• WORK TASK:
The full listing should be set down exactly as it reads.

• EXTRACTED ENTRIES:
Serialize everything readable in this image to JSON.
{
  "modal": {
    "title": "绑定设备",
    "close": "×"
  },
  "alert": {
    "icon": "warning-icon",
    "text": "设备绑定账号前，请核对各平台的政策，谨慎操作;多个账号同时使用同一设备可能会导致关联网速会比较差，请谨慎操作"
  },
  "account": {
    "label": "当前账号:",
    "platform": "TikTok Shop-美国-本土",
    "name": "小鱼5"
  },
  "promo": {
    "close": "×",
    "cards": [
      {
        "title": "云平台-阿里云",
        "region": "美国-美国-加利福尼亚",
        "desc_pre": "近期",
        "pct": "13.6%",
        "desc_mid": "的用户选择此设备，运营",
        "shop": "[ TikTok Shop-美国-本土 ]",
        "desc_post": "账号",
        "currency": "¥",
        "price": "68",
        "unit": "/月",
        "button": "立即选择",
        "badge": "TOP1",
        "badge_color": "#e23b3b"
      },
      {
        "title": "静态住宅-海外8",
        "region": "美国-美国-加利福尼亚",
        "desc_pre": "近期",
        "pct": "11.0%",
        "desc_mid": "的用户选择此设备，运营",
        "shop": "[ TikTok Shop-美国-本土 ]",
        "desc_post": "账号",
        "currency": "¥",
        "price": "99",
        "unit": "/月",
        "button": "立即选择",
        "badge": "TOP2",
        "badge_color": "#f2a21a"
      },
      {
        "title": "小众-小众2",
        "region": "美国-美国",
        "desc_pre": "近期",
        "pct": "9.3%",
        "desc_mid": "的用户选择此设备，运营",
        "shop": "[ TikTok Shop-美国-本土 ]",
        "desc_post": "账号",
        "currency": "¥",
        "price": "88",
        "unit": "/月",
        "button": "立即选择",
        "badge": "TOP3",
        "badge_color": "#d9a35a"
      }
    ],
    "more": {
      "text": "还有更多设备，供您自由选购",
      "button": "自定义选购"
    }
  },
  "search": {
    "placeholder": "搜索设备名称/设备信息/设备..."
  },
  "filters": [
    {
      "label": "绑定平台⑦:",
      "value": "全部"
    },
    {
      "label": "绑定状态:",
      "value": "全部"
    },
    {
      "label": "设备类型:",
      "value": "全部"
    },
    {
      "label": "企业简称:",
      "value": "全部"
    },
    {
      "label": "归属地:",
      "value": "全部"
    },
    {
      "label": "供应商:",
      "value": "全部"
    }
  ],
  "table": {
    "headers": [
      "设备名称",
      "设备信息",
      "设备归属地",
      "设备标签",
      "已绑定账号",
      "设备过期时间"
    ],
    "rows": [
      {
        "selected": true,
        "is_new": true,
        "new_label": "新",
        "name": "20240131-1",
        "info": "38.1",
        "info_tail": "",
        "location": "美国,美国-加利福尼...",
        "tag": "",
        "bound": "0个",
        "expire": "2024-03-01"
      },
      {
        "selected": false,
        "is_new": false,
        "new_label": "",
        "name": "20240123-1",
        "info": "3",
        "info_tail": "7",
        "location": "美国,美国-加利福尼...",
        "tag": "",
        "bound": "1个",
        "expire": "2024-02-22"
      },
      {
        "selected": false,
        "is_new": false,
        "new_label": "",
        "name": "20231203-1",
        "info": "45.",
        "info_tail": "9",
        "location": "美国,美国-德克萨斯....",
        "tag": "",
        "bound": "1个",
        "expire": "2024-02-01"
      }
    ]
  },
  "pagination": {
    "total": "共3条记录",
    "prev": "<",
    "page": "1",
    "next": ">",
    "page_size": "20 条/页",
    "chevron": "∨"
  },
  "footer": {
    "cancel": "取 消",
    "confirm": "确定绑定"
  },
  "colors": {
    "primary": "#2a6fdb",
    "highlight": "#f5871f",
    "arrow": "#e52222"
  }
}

• SOLUTION TO THIS PROBLEM:
Serialize everything readable in this image to JSON.
{
  "modal": {
    "title": "绑定设备",
    "close": "×"
  },
  "alert": {
    "icon": "warning-icon",
    "text": "设备绑定账号前，请核对各平台的政策，谨慎操作;多个账号同时使用同一设备可能会导致关联网速会比较差，请谨慎操作"
  },
  "account": {
    "label": "当前账号:",
    "platform": "TikTok Shop-美国-本土",
    "name": "小鱼5"
  },
  "promo": {
    "close": "×",
    "cards": [
      {
        "title": "云平台-阿里云",
        "region": "美国-美国-加利福尼亚",
        "desc_pre": "近期",
        "pct": "13.6%",
        "desc_mid": "的用户选择此设备，运营",
        "shop": "[ TikTok Shop-美国-本土 ]",
        "desc_post": "账号",
        "currency": "¥",
        "price": "68",
        "unit": "/月",
        "button": "立即选择",
        "badge": "TOP1",
        "badge_color": "#e23b3b"
      },
      {
        "title": "静态住宅-海外8",
        "region": "美国-美国-加利福尼亚",
        "desc_pre": "近期",
        "pct": "11.0%",
        "desc_mid": "的用户选择此设备，运营",
        "shop": "[ TikTok Shop-美国-本土 ]",
        "desc_post": "账号",
        "currency": "¥",
        "price": "99",
        "unit": "/月",
        "button": "立即选择",
        "badge": "TOP2",
        "badge_color": "#f2a21a"
      },
      {
        "title": "小众-小众2",
        "region": "美国-美国",
        "desc_pre": "近期",
        "pct": "9.3%",
        "desc_mid": "的用户选择此设备，运营",
        "shop": "[ TikTok Shop-美国-本土 ]",
        "desc_post": "账号",
        "currency": "¥",
        "price": "88",
        "unit": "/月",
        "button": "立即选择",
        "badge": "TOP3",
        "badge_color": "#d9a35a"
      }
    ],
    "more": {
      "text": "还有更多设备，供您自由选购",
      "button": "自定义选购"
    }
  },
  "search": {
    "placeholder": "搜索设备名称/设备信息/设备..."
  },
  "filters": [
    {
      "label": "绑定平台⑦:",
      "value": "全部"
    },
    {
      "label": "绑定状态:",
      "value": "全部"
    },
    {
      "label": "设备类型:",
      "value": "全部"
    },
    {
      "label": "企业简称:",
      "value": "全部"
    },
    {
      "label": "归属地:",
      "value": "全部"
    },
    {
      "label": "供应商:",
      "value": "全部"
    }
  ],
  "table": {
    "headers": [
      "设备名称",
      "设备信息",
      "设备归属地",
      "设备标签",
      "已绑定账号",
      "设备过期时间"
    ],
    "rows": [
      {
        "selected": true,
        "is_new": true,
        "new_label": "新",
        "name": "20240131-1",
        "info": "38.1",
        "info_tail": "",
        "location": "美国,美国-加利福尼...",
        "tag": "",
        "bound": "0个",
        "expire": "2024-03-01"
      },
      {
        "selected": false,
        "is_new": false,
        "new_label": "",
        "name": "20240123-1",
        "info": "3",
        "info_tail": "7",
        "location": "美国,美国-加利福尼...",
        "tag": "",
        "bound": "1个",
        "expire": "2024-02-22"
      },
      {
        "selected": false,
        "is_new": false,
        "new_label": "",
        "name": "20231203-1",
        "info": "45.",
        "info_tail": "9",
        "location": "美国,美国-德克萨斯....",
        "tag": "",
        "bound": "1个",
        "expire": "2024-02-01"
      }
    ]
  },
  "pagination": {
    "total": "共3条记录",
    "prev": "<",
    "page": "1",
    "next": ">",
    "page_size": "20 条/页",
    "chevron": "∨"
  },
  "footer": {
    "cancel": "取 消",
    "confirm": "确定绑定"
  },
  "colors": {
    "primary": "#2a6fdb",
    "highlight": "#f5871f",
    "arrow": "#e52222"
  }
}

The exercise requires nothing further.